Musician, author, actor, and political activist Steve Earle began his career as a protégé of legendary songwriters Townes Van Zandt and Guy Clark. He became an esteemed songwriter in his own right as his songs were recorded by Johnny Cash, Willie Nelson, Emmylou Harris, Waylon Jennings, the Pretenders, and Joan Baez, among others. Earle’s debut record, Guitar Town, was number one on the country charts and established the term “New Country” for its blend of rock and country. He won Grammy Awards for the albums The Revolution Starts…Now, Washington Square Serenade, and Townes. He has also worked as an actor, appearing in the HBO series The Wire and Treme. Earle’s debut novel, I’ll Never Get Out of This World Alive, was published in 2011, along with an album of the same title.
Steve Earle is an American singer-songwriter, record producer, author and actor. Earle grew up near San Antonio, Texas, and began learning the guitar at age 11.
Earle began his career as a songwriter in Nashville and released his first EP in 1982. His breakthrough album was the 1986 Guitar Town.

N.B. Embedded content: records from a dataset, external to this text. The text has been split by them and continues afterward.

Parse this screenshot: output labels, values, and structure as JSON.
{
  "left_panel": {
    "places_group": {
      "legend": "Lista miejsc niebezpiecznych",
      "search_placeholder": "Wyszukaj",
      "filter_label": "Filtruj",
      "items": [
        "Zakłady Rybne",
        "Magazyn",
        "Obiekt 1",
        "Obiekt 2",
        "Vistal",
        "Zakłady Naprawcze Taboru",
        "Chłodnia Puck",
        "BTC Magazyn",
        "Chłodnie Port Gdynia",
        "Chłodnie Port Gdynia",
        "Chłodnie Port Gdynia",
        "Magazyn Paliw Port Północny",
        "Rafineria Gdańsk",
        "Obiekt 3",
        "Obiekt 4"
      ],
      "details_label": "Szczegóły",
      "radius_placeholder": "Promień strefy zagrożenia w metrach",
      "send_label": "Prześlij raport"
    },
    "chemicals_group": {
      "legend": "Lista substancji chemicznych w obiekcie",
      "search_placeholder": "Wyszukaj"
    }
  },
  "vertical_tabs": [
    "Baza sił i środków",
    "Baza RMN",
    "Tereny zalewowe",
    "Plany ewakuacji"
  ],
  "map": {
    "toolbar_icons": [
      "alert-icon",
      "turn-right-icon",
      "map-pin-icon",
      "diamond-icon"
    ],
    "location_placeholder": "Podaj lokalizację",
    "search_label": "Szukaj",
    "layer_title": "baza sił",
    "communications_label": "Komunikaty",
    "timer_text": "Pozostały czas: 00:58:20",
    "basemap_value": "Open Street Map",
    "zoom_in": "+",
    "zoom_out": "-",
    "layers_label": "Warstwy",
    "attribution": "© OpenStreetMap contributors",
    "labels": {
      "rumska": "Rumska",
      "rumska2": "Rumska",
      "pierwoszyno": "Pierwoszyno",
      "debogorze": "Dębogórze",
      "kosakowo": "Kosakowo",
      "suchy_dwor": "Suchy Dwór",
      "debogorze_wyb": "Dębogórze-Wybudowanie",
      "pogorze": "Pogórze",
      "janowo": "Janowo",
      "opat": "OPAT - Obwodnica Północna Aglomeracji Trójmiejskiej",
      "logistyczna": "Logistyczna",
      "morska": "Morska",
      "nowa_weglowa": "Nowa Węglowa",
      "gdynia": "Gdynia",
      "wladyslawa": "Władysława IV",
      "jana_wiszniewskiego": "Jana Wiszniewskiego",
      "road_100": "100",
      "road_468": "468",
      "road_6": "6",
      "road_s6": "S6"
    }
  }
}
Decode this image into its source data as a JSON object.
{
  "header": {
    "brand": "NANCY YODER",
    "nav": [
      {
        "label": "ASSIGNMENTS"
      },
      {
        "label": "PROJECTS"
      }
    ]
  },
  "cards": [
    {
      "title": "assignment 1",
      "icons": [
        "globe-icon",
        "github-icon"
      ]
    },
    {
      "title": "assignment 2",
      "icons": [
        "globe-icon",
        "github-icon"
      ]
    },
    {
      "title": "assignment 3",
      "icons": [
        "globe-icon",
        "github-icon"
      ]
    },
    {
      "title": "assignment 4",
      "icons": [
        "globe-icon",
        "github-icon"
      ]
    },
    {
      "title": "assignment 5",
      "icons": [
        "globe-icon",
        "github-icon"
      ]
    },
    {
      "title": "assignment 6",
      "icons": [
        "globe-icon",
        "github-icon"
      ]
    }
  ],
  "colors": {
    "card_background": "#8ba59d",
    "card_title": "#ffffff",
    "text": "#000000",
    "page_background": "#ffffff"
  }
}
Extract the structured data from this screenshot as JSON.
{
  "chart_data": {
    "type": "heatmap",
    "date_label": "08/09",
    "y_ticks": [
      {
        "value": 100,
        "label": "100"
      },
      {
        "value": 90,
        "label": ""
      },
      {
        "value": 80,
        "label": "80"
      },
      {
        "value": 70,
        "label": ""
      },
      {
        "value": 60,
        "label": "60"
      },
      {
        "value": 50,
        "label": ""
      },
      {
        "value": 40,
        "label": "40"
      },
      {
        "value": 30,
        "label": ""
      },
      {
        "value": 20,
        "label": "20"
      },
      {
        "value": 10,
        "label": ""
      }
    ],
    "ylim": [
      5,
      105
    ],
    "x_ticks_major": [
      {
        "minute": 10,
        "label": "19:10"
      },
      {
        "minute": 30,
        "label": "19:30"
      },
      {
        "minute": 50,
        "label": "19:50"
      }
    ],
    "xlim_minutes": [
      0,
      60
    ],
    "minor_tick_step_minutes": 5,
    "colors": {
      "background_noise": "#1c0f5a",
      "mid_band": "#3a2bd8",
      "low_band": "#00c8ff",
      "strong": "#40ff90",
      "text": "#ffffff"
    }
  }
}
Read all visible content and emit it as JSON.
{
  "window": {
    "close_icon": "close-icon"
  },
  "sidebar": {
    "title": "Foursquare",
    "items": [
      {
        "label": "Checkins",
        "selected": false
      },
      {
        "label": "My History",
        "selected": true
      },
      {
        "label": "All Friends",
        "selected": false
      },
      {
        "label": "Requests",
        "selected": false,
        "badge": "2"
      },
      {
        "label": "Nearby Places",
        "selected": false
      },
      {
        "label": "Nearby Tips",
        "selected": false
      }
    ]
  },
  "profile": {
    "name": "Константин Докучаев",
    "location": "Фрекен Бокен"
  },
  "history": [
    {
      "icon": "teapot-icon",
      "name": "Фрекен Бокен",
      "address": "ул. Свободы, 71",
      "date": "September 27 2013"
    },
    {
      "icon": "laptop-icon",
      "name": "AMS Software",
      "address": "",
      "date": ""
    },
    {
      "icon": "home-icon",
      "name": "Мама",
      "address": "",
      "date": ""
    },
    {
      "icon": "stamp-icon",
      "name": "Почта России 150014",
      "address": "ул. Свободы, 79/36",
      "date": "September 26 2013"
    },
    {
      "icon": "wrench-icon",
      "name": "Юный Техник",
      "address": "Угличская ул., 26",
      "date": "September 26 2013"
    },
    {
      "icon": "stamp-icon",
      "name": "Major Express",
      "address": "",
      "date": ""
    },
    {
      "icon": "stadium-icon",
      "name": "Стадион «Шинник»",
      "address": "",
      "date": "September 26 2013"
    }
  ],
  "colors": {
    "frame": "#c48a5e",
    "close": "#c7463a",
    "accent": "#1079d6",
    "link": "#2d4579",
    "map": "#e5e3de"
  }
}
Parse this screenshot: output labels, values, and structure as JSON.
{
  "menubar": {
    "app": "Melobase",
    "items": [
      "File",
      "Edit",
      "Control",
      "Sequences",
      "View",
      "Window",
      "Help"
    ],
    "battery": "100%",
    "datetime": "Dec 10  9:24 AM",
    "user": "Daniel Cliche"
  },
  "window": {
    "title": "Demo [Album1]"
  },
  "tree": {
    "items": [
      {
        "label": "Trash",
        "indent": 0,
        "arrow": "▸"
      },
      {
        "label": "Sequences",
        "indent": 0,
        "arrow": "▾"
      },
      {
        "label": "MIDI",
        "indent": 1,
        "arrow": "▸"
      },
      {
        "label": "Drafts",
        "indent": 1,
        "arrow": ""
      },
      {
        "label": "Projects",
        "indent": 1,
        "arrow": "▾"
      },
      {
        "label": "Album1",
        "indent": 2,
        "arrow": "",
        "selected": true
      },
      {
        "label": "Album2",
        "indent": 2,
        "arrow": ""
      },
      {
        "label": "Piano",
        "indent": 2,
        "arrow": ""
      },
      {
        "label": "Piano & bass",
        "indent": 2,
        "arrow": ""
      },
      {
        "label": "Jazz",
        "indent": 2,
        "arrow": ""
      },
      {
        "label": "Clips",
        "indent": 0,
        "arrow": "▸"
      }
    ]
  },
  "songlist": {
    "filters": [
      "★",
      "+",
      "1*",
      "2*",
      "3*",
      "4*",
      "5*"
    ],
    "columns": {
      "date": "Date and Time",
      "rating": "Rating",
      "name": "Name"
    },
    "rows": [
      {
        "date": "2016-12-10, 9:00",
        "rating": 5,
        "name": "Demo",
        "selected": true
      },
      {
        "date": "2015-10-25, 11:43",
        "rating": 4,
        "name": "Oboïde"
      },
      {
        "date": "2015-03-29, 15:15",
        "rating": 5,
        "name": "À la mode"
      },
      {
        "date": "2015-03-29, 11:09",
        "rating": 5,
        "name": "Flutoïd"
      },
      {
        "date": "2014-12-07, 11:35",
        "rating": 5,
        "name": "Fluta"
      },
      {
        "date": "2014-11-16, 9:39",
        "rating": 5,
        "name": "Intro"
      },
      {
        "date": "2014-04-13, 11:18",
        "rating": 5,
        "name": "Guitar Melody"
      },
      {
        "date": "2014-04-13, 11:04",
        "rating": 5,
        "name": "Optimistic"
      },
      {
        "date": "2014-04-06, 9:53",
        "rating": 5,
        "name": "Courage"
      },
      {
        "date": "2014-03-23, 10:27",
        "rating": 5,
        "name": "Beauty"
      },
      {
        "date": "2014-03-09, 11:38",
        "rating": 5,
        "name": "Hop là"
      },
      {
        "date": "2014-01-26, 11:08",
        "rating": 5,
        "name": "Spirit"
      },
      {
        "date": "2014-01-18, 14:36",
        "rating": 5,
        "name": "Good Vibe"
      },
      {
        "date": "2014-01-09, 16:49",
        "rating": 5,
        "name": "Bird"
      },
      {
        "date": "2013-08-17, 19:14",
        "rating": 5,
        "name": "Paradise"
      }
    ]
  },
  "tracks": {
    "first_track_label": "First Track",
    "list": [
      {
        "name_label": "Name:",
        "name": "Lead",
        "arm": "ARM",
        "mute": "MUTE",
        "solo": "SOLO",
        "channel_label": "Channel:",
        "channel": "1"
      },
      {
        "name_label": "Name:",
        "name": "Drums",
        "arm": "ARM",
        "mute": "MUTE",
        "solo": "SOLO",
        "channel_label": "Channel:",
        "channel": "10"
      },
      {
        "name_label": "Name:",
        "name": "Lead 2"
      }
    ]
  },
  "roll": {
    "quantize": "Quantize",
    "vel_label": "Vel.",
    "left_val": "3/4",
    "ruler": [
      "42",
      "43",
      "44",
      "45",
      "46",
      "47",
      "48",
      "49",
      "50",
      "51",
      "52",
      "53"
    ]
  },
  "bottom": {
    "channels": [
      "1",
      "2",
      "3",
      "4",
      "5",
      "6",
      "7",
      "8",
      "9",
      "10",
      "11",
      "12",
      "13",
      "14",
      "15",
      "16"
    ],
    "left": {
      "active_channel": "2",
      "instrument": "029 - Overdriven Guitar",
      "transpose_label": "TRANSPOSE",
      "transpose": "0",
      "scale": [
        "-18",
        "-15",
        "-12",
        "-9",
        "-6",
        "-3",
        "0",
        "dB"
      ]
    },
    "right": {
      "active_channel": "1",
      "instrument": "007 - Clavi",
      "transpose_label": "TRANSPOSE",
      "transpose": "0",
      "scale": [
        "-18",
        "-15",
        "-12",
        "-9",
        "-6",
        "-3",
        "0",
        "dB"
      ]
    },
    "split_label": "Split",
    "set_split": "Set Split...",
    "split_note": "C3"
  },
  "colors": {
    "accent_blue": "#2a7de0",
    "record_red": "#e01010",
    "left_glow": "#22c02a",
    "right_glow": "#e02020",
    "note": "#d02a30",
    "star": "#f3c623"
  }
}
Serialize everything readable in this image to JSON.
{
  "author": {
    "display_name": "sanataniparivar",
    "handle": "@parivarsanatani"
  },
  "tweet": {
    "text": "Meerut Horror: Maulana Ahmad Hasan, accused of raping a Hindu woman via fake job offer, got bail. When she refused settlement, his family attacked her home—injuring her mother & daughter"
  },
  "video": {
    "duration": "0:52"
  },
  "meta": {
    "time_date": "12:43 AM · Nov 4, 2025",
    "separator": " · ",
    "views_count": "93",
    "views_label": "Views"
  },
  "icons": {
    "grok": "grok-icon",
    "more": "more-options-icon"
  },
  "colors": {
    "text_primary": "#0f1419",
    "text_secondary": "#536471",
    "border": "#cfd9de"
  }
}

Since then Earle has released 13 other studio albums and received three Grammy awards. His songs have been recorded by Travis Tritt, Vince Gill, Shawn Colvin and Emmy Lou Harris. He has appeared in film and television, and has written a novel, a play, and a book of short stories.
William P. Kelly is president of the Graduate Center of the City University of New York, the doctoral-granting institution of the nation's largest university. From 1998 through June 2005, he served as the Graduate Center's provost and senior vice president, a tenure that was marked by the recruitment of a remarkable cadre of internationally renowned scholars to the school's faculty.
A distinguished American literature scholar and an expert on the works of James Fenimore Cooper, Dr. Kelly is the author of Plotting America's Past: Fenimore Cooper and the Leatherstocking Tales. His essays and reviews have appeared in a broad range of publications including the Times Literary Supplement, the New York Times Book Review, and The American Scholar. He is the editor of the Random House edition of The Selected Works of Washington Irving and the Oxford University Press edition of The Pathfinder. He is currently at work on a book about John Jacob Astor.
Dr. Kelly graduated summa cum laude from Princeton University in 1971, where he won the David Bowers Prize in American Studies. He was named Outstanding Graduate Student in English at Indiana University, where he received his Ph.D. in 1976. Dr. Kelly also holds a diploma in intellectual history from Cambridge University and in 1980 received a Fulbright Fellowship to France, where he subsequently became visiting professor at the University of Paris. He was also executive director of the CUNY/Paris Exchange Program and, in 2003, was named Chevalier dans l'Ordre des Palmes Académiques by the French Ministry of Education in recognition of his contributions to Franco-American educational and cultural relations.
On the faculty of CUNY's Queens College from 1976 to 1998, he was named Queens College's Golden Key Honor Society Teacher of the Year in 1994. He was appointed concurrently to the faculty of the Graduate Center's Ph.D. Program in English in 1986 and served as the program's executive officer from 1996 to 1998.
Dr. Kelly is the vice chairman of the CUNY Research Foundation and serves as a trustee of the John Simon Guggenheim Memorial Foundation.